(Beginning of Task inputs)
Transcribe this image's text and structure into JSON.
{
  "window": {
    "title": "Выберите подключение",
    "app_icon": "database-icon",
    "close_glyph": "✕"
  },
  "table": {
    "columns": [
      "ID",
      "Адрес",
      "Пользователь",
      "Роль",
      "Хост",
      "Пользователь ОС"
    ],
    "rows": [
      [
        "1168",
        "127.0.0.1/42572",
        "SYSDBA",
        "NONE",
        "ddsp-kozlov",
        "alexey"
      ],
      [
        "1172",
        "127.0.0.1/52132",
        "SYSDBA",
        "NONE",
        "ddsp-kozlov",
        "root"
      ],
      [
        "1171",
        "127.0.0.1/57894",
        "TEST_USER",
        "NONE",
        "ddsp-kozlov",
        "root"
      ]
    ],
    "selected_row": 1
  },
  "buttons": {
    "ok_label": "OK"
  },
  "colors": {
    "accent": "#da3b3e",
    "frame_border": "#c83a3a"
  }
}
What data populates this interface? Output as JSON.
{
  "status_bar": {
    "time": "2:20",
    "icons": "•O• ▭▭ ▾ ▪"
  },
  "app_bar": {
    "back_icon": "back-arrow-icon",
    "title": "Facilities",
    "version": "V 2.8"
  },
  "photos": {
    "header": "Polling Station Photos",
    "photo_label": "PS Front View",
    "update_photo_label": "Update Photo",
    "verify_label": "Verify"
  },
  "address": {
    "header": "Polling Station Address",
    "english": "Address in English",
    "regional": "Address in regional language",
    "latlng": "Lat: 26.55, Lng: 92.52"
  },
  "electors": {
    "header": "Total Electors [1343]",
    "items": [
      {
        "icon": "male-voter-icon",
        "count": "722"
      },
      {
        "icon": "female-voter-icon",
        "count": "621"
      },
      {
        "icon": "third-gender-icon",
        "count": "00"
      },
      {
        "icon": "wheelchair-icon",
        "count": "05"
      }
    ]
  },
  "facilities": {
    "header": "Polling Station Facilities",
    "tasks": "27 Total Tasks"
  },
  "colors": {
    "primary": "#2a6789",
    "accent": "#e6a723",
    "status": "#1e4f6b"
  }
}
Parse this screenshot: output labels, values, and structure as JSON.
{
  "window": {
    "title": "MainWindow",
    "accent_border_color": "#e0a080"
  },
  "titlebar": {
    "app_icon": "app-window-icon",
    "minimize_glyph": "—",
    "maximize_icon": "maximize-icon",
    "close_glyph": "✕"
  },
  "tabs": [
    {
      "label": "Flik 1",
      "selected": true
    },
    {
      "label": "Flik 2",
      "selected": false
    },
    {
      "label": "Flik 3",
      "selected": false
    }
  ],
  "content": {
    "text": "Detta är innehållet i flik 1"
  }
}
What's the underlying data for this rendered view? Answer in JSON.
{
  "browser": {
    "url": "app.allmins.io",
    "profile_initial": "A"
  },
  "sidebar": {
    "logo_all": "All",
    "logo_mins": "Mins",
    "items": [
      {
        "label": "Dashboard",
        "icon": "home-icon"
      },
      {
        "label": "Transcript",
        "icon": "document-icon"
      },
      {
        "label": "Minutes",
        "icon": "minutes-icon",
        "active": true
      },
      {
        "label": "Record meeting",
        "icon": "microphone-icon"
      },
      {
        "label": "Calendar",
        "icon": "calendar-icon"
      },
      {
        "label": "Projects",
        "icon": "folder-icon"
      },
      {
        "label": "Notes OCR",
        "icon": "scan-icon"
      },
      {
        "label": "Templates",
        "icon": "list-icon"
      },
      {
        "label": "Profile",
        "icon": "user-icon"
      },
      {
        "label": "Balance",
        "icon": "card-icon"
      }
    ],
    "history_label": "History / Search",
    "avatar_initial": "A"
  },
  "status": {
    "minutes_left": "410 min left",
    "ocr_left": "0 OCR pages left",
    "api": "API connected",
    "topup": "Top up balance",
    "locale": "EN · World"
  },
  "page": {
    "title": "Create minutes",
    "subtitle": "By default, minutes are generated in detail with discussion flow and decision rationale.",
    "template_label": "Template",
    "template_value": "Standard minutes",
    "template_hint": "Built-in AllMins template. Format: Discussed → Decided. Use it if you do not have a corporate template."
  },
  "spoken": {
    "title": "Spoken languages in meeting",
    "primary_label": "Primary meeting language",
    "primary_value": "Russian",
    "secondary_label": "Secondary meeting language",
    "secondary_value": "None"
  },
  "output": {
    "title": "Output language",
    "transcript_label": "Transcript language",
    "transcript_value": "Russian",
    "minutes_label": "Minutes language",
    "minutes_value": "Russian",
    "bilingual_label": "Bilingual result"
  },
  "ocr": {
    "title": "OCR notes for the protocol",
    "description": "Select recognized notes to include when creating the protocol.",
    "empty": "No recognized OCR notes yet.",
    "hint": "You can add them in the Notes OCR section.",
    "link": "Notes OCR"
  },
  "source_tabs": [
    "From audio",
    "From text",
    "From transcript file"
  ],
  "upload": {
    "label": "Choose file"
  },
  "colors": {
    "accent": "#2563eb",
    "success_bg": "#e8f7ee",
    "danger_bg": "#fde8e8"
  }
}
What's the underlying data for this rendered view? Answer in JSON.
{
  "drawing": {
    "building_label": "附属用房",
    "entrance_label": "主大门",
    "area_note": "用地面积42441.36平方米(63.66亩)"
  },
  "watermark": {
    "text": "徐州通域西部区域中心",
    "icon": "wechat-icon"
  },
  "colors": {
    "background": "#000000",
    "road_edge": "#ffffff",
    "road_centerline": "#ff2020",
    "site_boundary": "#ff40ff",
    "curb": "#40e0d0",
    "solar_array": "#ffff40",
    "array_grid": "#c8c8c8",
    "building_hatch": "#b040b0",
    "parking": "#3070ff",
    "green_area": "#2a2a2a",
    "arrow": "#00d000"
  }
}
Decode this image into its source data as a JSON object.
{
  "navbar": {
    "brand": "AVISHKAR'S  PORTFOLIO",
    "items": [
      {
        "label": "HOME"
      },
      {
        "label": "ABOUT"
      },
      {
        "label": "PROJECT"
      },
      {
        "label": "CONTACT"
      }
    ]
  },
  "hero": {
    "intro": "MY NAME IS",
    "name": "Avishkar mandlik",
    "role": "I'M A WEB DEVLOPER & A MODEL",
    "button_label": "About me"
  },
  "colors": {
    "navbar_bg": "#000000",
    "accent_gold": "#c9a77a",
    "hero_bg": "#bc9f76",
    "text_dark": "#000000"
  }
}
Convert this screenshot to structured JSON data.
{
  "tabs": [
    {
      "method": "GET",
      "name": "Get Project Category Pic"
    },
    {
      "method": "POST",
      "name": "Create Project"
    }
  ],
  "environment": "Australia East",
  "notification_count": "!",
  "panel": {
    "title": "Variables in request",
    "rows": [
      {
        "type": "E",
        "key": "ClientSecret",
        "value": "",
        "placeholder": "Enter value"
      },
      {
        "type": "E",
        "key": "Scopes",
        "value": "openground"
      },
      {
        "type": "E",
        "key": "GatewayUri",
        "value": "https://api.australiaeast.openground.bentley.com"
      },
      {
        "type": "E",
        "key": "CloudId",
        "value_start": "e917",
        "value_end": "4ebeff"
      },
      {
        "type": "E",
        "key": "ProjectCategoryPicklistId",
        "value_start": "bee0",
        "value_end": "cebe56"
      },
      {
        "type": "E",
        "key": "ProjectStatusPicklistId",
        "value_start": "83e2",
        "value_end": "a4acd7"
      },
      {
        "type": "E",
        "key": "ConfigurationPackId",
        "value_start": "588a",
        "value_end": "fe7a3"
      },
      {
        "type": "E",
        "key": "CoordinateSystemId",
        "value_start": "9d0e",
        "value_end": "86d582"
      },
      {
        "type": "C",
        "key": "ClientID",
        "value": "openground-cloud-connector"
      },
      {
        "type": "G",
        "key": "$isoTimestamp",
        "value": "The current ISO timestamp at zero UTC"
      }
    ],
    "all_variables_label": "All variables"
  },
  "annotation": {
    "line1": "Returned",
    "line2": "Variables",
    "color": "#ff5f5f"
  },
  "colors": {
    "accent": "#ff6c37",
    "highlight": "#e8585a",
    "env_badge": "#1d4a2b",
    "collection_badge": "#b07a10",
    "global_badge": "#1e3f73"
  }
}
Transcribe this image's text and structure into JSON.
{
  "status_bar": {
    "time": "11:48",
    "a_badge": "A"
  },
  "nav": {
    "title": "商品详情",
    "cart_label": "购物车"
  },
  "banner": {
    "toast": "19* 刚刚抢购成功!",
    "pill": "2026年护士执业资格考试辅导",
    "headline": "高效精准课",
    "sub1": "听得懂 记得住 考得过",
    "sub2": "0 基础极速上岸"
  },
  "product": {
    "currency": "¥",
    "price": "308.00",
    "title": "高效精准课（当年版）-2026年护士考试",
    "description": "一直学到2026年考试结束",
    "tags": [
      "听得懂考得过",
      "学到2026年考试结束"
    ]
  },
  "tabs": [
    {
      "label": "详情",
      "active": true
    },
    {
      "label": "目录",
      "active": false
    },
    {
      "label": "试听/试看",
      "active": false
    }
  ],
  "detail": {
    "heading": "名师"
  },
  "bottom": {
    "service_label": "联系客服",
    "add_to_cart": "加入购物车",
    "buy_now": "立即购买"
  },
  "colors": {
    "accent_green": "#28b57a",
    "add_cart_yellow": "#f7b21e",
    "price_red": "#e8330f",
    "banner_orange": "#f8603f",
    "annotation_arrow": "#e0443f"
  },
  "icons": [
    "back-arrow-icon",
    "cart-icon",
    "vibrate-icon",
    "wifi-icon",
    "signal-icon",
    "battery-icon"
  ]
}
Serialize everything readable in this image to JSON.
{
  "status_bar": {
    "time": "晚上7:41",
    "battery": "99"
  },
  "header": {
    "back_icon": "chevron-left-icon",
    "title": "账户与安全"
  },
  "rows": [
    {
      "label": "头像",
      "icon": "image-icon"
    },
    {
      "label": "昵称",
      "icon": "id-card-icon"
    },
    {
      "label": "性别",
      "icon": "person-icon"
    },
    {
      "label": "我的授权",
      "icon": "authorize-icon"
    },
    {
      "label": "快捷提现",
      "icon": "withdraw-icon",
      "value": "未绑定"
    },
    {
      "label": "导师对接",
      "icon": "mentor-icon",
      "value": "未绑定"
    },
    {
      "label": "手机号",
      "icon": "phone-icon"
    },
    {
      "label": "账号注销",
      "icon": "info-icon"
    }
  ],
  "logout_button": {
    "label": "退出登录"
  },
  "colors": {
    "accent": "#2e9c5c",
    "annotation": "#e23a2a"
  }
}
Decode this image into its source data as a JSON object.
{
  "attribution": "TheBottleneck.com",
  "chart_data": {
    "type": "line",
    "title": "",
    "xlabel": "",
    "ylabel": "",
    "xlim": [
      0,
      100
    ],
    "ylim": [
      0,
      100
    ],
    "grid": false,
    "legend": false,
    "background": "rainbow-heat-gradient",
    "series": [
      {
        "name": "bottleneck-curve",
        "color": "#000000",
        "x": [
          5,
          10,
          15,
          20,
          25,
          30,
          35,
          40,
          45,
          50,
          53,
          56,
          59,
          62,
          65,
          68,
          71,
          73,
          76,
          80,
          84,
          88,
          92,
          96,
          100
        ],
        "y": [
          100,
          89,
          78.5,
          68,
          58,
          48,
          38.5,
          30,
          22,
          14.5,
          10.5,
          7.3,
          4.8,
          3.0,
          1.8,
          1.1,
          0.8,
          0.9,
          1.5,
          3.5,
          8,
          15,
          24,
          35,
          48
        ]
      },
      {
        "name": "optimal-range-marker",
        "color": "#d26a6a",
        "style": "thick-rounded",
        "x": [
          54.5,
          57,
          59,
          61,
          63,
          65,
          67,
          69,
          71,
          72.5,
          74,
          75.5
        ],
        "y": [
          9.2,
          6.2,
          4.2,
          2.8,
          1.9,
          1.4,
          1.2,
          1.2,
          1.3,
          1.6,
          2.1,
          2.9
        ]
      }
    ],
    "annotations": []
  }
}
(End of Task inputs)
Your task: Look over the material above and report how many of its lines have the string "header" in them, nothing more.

Solution to this problem: 5